# [RECORDS SHOWN]
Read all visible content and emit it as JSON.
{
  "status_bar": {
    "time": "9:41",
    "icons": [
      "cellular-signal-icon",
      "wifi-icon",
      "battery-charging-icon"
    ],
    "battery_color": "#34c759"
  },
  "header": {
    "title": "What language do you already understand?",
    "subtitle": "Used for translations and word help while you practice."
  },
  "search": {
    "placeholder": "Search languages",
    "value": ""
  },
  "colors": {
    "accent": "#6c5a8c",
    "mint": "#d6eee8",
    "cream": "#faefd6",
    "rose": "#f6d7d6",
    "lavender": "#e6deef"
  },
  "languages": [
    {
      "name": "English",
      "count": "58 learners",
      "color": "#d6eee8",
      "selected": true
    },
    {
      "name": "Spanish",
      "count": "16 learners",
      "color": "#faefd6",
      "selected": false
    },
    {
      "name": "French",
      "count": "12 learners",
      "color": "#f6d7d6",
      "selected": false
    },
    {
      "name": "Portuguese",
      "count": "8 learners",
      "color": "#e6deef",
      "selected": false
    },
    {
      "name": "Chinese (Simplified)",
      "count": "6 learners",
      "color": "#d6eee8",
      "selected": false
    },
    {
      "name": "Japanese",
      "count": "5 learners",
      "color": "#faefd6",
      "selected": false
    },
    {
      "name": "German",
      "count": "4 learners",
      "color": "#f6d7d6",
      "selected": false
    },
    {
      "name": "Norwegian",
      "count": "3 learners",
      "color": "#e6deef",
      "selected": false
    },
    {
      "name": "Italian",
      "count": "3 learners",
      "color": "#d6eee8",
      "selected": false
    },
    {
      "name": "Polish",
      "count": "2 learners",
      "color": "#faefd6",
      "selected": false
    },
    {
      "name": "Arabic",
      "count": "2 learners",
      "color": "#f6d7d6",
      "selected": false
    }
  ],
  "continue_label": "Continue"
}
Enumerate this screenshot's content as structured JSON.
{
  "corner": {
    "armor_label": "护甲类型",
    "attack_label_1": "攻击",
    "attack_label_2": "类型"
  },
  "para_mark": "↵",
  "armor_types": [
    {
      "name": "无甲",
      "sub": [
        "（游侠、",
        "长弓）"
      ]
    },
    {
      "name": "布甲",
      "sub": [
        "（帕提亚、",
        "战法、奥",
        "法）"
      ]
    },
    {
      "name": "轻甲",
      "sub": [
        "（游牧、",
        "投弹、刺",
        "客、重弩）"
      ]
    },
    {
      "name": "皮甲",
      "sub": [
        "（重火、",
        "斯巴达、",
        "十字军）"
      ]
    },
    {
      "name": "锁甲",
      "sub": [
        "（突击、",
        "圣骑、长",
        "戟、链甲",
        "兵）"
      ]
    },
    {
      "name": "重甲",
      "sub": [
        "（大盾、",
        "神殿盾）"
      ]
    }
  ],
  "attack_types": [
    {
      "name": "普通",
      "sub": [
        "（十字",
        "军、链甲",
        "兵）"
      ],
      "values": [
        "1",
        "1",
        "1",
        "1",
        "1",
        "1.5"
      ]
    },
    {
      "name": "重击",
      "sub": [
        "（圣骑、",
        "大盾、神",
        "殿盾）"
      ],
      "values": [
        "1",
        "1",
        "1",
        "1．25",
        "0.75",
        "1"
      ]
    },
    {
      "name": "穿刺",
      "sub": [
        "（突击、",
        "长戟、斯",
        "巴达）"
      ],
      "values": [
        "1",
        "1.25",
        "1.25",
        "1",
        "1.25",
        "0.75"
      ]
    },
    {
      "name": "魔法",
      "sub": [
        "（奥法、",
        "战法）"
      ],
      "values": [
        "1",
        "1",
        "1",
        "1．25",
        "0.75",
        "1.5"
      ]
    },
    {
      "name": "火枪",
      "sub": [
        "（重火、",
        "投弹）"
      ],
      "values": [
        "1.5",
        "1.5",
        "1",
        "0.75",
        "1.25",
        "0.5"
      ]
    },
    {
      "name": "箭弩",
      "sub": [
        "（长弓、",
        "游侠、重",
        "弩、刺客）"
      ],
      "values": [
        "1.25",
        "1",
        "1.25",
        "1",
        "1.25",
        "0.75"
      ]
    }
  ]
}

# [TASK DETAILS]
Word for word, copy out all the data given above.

# [EXPECTED OUTPUT]
Read all visible content and emit it as JSON.
{
  "status_bar": {
    "time": "9:41",
    "icons": [
      "cellular-signal-icon",
      "wifi-icon",
      "battery-charging-icon"
    ],
    "battery_color": "#34c759"
  },
  "header": {
    "title": "What language do you already understand?",
    "subtitle": "Used for translations and word help while you practice."
  },
  "search": {
    "placeholder": "Search languages",
    "value": ""
  },
  "colors": {
    "accent": "#6c5a8c",
    "mint": "#d6eee8",
    "cream": "#faefd6",
    "rose": "#f6d7d6",
    "lavender": "#e6deef"
  },
  "languages": [
    {
      "name": "English",
      "count": "58 learners",
      "color": "#d6eee8",
      "selected": true
    },
    {
      "name": "Spanish",
      "count": "16 learners",
      "color": "#faefd6",
      "selected": false
    },
    {
      "name": "French",
      "count": "12 learners",
      "color": "#f6d7d6",
      "selected": false
    },
    {
      "name": "Portuguese",
      "count": "8 learners",
      "color": "#e6deef",
      "selected": false
    },
    {
      "name": "Chinese (Simplified)",
      "count": "6 learners",
      "color": "#d6eee8",
      "selected": false
    },
    {
      "name": "Japanese",
      "count": "5 learners",
      "color": "#faefd6",
      "selected": false
    },
    {
      "name": "German",
      "count": "4 learners",
      "color": "#f6d7d6",
      "selected": false
    },
    {
      "name": "Norwegian",
      "count": "3 learners",
      "color": "#e6deef",
      "selected": false
    },
    {
      "name": "Italian",
      "count": "3 learners",
      "color": "#d6eee8",
      "selected": false
    },
    {
      "name": "Polish",
      "count": "2 learners",
      "color": "#faefd6",
      "selected": false
    },
    {
      "name": "Arabic",
      "count": "2 learners",
      "color": "#f6d7d6",
      "selected": false
    }
  ],
  "continue_label": "Continue"
}
Enumerate this screenshot's content as structured JSON.
{
  "corner": {
    "armor_label": "护甲类型",
    "attack_label_1": "攻击",
    "attack_label_2": "类型"
  },
  "para_mark": "↵",
  "armor_types": [
    {
      "name": "无甲",
      "sub": [
        "（游侠、",
        "长弓）"
      ]
    },
    {
      "name": "布甲",
      "sub": [
        "（帕提亚、",
        "战法、奥",
        "法）"
      ]
    },
    {
      "name": "轻甲",
      "sub": [
        "（游牧、",
        "投弹、刺",
        "客、重弩）"
      ]
    },
    {
      "name": "皮甲",
      "sub": [
        "（重火、",
        "斯巴达、",
        "十字军）"
      ]
    },
    {
      "name": "锁甲",
      "sub": [
        "（突击、",
        "圣骑、长",
        "戟、链甲",
        "兵）"
      ]
    },
    {
      "name": "重甲",
      "sub": [
        "（大盾、",
        "神殿盾）"
      ]
    }
  ],
  "attack_types": [
    {
      "name": "普通",
      "sub": [
        "（十字",
        "军、链甲",
        "兵）"
      ],
      "values": [
        "1",
        "1",
        "1",
        "1",
        "1",
        "1.5"
      ]
    },
    {
      "name": "重击",
      "sub": [
        "（圣骑、",
        "大盾、神",
        "殿盾）"
      ],
      "values": [
        "1",
        "1",
        "1",
        "1．25",
        "0.75",
        "1"
      ]
    },
    {
      "name": "穿刺",
      "sub": [
        "（突击、",
        "长戟、斯",
        "巴达）"
      ],
      "values": [
        "1",
        "1.25",
        "1.25",
        "1",
        "1.25",
        "0.75"
      ]
    },
    {
      "name": "魔法",
      "sub": [
        "（奥法、",
        "战法）"
      ],
      "values": [
        "1",
        "1",
        "1",
        "1．25",
        "0.75",
        "1.5"
      ]
    },
    {
      "name": "火枪",
      "sub": [
        "（重火、",
        "投弹）"
      ],
      "values": [
        "1.5",
        "1.5",
        "1",
        "0.75",
        "1.25",
        "0.5"
      ]
    },
    {
      "name": "箭弩",
      "sub": [
        "（长弓、",
        "游侠、重",
        "弩、刺客）"
      ],
      "values": [
        "1.25",
        "1",
        "1.25",
        "1",
        "1.25",
        "0.75"
      ]
    }
  ]
}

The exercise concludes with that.